“I am most enthusiastic about this book. I designed the course and was thrilled to see that I finally found a good PSYCHOLOGY book with these incredible authors who are so well-respected in their field.”
—Alyson L. Burns-Glover, Pacific University of Oregon
“Well-organized and comprehensive coverage of ethnic psychology.”
—Judith Chapman, Saint Joseph's University
This comprehensive, research-based text allows undergraduate psychology students to explore fundamental issues and methods that distinguish the field of ethnic psychology within mainstream psychology. Combining theory with practical examples, it examines ethnic identities, acculturation, and biculturalism, while aiming to increase readers' sensitivity, awareness, and knowledge regarding the role of ethnicity and culture in human behavior.
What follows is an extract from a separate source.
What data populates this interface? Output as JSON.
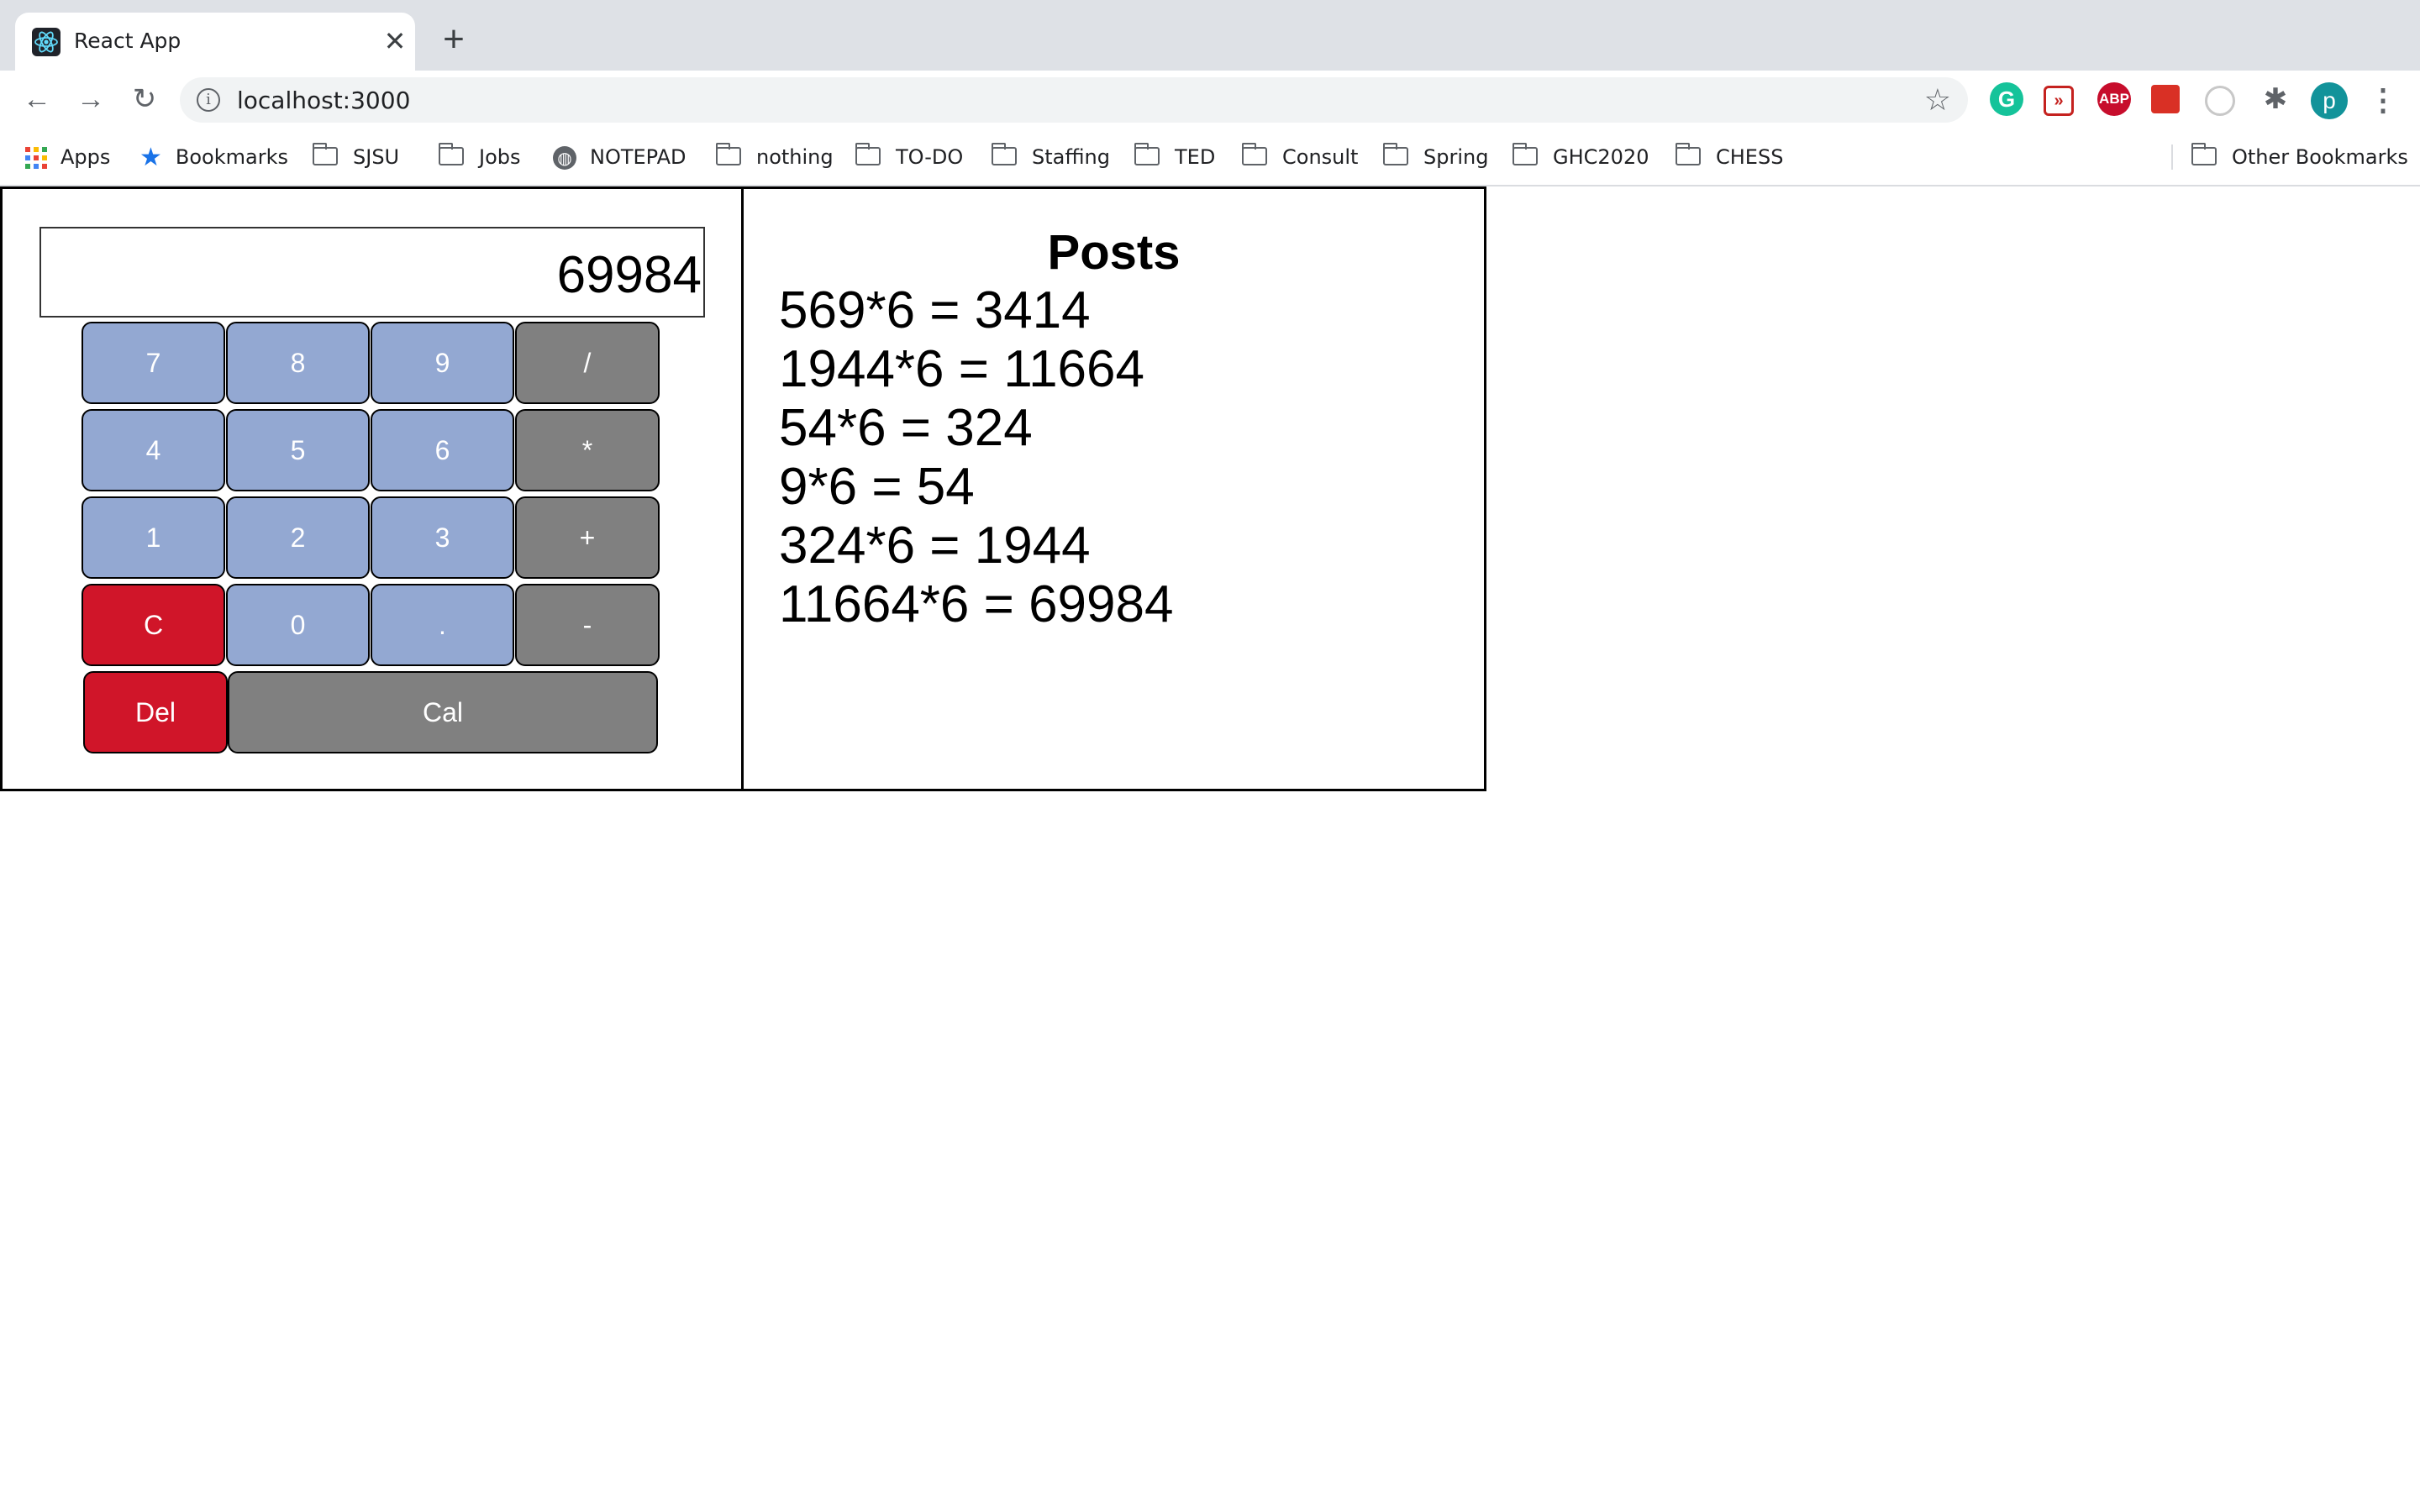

Diverse authorship that includes respected African American, Latino, and Asian American researchers; Significant theoretical formulations (on ethnic identity, acculturation, biculturalism, etc.) are covered, offering students a foundation for examining the relationship between ethnicity and human behavior, adjustment, and social conditions; Vignettes at the beginning of each chapter provide practical applications of key topics, while boxes and side bars give examples of relevant research, data, and commentary; Chapter-ending key terms, Learn by Doing exercises, and suggested readings reinforce comprehension and retention
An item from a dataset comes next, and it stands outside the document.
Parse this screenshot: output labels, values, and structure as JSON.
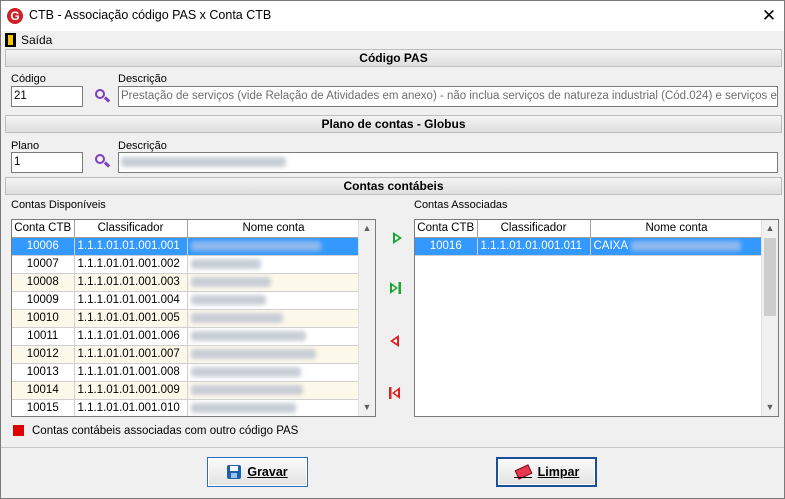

Undergraduate and graduate students enrolled in Multicultural Psychology, Psychology of Ethnic Groups, Minority Psychology, Cross Cultural Psychology and similar classes.
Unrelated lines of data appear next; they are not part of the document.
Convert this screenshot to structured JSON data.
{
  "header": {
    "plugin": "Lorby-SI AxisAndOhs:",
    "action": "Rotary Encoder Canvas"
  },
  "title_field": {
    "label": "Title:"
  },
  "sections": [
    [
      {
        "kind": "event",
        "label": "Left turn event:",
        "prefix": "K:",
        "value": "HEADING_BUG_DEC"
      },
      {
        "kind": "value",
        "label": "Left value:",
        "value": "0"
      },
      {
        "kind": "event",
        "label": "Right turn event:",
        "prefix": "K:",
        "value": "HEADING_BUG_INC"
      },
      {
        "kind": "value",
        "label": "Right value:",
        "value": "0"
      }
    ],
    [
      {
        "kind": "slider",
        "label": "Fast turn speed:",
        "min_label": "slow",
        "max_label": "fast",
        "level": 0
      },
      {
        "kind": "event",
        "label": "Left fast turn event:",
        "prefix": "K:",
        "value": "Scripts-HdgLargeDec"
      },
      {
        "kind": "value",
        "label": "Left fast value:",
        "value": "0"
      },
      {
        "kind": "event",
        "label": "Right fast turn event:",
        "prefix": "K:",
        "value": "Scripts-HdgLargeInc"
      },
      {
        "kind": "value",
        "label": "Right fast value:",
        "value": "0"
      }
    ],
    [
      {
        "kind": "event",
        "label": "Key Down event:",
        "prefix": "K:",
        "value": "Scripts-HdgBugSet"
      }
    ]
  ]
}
You are reading this book in exciting and challenging times. The country and the rest of the world are experiencing great mobility across borders, bringing people from different cultures into contact with each other. Financial problems in the United States at the end of 2008 have brought economic challenges and difficulties not just to the United States but also to many other countries. The U.S. Census Bureau is predicting that within a generation, the country will be so ethnically diverse that European Americans will no longer be the majority. In 2009, we welcomed the inauguration of the first ethnic minority president in the more than 200 years of history of the country. These and many other momentous events support the need for all of ...